• Problem statement
Which lines of the data below contain "text"? Please show them all.

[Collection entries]
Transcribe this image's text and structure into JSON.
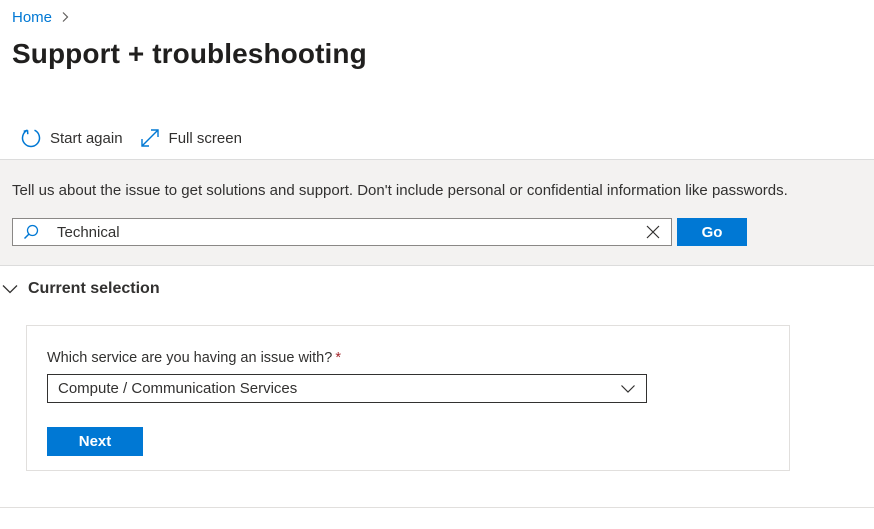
{
  "breadcrumb": {
    "home_label": "Home"
  },
  "page": {
    "title": "Support + troubleshooting"
  },
  "toolbar": {
    "start_again_label": "Start again",
    "start_again_icon": "refresh-icon",
    "full_screen_label": "Full screen",
    "full_screen_icon": "expand-icon"
  },
  "issue": {
    "instructions": "Tell us about the issue to get solutions and support. Don't include personal or confidential information like passwords.",
    "search_value": "Technical",
    "search_icon": "search-icon",
    "clear_icon": "close-icon",
    "go_label": "Go"
  },
  "current_selection": {
    "header_label": "Current selection",
    "service_question": "Which service are you having an issue with?",
    "required_marker": "*",
    "selected_service": "Compute / Communication Services",
    "next_label": "Next"
  },
  "colors": {
    "accent": "#0078d4",
    "panel_bg": "#f3f2f1",
    "required": "#a4262c",
    "text": "#323130"
  }
}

• Solution for this problem
Transcribe this image's text and structure into JSON.
    "text": "#323130"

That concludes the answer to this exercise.